**Your assignment**
Of the entries below, copy only those lines that contain the word "icon".

**Records shown**
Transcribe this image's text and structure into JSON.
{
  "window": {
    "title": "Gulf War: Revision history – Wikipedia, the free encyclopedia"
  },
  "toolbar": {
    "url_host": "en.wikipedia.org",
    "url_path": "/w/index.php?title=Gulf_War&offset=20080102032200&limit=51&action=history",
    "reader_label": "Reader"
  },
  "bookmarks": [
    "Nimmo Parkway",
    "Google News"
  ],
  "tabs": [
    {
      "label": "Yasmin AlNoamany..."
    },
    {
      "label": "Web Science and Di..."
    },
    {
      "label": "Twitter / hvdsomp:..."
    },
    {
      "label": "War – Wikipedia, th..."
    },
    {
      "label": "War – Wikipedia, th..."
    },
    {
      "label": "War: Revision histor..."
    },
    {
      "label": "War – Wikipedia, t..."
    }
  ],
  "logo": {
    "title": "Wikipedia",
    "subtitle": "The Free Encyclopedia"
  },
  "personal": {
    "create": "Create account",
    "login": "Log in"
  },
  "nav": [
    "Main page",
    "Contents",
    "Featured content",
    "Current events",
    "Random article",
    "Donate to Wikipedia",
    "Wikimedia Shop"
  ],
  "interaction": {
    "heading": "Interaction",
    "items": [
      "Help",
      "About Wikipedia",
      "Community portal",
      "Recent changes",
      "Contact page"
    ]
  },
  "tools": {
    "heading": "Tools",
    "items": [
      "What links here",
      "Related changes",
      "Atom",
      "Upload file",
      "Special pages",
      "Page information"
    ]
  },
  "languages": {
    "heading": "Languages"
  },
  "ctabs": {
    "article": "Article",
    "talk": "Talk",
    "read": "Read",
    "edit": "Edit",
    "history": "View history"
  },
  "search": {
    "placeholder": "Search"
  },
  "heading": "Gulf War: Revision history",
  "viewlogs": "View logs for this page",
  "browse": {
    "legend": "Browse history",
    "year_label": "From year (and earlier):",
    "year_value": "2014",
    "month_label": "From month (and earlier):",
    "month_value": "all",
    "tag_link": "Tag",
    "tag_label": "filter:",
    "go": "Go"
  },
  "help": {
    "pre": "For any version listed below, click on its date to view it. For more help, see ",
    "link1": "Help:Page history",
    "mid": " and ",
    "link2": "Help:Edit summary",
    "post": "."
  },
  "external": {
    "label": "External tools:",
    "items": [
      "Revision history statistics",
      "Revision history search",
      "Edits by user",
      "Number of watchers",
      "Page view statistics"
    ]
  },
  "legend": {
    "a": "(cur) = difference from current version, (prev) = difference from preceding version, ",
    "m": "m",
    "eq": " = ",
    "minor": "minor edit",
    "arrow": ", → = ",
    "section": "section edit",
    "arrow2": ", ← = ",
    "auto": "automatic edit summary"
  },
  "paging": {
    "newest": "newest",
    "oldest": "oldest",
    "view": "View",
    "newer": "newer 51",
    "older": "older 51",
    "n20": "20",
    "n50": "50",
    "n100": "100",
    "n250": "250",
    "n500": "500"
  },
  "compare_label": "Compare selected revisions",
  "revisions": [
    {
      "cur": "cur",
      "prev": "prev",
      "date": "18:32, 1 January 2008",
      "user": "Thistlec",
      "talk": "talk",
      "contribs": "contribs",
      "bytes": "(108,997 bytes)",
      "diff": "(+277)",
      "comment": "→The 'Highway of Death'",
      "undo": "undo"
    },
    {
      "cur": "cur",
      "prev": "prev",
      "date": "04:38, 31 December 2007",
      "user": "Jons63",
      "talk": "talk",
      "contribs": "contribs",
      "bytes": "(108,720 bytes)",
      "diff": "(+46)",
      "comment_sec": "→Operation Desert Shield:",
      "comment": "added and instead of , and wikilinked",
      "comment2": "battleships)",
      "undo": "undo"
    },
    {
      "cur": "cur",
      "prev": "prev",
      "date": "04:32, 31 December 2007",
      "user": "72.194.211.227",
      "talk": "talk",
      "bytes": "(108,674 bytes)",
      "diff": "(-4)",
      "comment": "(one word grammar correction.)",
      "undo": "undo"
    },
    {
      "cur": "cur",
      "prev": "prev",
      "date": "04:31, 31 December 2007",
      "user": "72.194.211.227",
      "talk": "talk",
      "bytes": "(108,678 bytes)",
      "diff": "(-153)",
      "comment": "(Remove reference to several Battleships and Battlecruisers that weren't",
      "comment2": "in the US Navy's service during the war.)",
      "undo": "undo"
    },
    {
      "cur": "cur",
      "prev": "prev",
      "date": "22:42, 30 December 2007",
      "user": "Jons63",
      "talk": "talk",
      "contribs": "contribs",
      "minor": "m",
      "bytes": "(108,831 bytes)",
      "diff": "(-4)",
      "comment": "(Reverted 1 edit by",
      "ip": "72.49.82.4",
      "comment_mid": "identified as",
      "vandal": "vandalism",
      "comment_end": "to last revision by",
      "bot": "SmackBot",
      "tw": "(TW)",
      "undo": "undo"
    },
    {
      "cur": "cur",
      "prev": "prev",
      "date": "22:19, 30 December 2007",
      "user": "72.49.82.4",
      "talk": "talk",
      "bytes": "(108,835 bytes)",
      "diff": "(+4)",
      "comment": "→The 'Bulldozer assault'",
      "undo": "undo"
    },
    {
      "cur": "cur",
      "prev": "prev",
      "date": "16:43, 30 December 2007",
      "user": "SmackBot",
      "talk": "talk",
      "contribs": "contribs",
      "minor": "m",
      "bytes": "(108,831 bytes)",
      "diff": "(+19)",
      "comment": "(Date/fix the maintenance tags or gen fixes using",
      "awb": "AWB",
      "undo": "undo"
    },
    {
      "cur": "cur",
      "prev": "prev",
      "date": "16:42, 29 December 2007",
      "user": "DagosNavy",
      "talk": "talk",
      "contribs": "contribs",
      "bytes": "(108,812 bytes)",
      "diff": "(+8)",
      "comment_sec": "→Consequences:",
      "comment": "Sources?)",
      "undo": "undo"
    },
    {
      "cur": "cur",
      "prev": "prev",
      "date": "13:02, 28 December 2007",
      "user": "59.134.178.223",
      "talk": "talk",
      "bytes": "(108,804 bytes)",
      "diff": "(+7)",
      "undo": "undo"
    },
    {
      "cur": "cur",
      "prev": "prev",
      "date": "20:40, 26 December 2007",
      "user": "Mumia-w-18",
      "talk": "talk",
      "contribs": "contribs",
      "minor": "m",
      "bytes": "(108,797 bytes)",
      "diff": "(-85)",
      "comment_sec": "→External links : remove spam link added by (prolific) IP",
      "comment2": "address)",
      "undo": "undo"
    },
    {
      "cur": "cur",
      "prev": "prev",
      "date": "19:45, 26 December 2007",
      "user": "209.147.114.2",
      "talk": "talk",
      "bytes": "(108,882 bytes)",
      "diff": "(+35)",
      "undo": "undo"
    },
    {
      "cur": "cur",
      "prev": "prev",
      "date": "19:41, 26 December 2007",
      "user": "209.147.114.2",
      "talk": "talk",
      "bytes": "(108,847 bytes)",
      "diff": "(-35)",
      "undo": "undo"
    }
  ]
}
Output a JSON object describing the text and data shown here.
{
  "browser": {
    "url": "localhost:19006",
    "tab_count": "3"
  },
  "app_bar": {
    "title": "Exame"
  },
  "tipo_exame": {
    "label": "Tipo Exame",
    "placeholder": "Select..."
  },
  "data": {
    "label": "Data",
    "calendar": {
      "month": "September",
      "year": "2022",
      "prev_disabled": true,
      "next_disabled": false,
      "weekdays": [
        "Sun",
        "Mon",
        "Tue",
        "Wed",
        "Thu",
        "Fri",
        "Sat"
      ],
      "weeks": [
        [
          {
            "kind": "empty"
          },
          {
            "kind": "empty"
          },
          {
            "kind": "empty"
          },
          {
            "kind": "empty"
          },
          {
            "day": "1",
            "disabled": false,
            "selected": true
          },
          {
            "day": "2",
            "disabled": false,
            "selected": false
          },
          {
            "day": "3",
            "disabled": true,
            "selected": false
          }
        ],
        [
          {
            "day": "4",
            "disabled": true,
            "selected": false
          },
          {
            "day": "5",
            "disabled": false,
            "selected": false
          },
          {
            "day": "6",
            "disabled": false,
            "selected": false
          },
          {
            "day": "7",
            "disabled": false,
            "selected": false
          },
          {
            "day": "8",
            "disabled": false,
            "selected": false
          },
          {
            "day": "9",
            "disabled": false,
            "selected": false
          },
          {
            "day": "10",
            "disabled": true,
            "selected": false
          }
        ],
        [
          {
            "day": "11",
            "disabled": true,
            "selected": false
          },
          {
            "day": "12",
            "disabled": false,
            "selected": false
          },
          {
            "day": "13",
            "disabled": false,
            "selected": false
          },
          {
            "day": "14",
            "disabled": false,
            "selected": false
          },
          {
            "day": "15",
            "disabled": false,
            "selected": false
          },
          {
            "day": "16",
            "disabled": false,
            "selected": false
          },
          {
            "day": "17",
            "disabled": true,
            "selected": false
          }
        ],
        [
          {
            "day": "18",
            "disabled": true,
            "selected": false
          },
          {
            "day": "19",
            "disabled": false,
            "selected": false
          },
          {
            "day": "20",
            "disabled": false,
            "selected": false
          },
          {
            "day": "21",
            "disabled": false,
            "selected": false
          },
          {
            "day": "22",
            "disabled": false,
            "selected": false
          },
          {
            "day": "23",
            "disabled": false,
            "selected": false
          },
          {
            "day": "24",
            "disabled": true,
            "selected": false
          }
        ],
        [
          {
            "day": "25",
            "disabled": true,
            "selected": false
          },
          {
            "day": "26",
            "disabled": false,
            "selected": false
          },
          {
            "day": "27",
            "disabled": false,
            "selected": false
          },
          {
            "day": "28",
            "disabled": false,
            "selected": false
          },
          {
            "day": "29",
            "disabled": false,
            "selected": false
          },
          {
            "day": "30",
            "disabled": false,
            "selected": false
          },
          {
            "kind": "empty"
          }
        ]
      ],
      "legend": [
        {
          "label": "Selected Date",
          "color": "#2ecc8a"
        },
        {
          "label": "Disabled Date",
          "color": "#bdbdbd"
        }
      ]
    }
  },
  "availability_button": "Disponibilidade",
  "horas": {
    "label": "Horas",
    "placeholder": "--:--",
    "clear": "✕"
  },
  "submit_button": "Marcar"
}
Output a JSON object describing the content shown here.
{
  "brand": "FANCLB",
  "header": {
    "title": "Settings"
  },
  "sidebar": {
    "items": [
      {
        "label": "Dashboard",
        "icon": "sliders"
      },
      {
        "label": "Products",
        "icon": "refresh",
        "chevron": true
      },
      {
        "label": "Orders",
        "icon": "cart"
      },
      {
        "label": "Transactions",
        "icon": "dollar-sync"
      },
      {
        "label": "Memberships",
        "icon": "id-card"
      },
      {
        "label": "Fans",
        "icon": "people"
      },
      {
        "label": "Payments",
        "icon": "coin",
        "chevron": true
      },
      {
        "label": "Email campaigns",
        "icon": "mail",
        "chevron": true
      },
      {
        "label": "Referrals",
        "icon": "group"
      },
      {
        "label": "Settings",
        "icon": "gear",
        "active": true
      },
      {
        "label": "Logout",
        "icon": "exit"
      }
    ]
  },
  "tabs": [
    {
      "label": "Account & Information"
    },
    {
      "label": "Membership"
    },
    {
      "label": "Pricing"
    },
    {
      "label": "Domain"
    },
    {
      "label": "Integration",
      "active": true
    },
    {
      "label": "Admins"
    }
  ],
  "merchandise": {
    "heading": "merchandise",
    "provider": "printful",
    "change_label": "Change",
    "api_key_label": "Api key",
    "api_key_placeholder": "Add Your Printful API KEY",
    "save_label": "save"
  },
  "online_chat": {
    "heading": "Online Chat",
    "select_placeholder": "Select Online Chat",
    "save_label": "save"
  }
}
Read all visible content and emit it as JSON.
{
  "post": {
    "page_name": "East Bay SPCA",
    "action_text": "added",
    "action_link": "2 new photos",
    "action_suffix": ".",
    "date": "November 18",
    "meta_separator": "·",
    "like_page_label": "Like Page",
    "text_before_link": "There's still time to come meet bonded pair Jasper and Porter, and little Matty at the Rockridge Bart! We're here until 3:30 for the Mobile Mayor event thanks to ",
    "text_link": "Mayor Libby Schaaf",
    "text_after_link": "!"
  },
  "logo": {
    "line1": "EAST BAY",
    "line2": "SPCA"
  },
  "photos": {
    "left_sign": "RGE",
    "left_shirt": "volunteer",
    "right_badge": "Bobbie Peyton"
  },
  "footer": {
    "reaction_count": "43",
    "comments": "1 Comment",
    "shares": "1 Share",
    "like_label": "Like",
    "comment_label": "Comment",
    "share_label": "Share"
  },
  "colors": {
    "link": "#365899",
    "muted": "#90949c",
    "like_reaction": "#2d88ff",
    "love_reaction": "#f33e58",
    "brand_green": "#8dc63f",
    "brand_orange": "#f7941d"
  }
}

**Result of the task**
        "icon": "sliders"
        "icon": "refresh",
        "icon": "cart"
        "icon": "dollar-sync"
        "icon": "id-card"
        "icon": "people"
        "icon": "coin",
        "icon": "mail",
        "icon": "group"
        "icon": "gear",
        "icon": "exit"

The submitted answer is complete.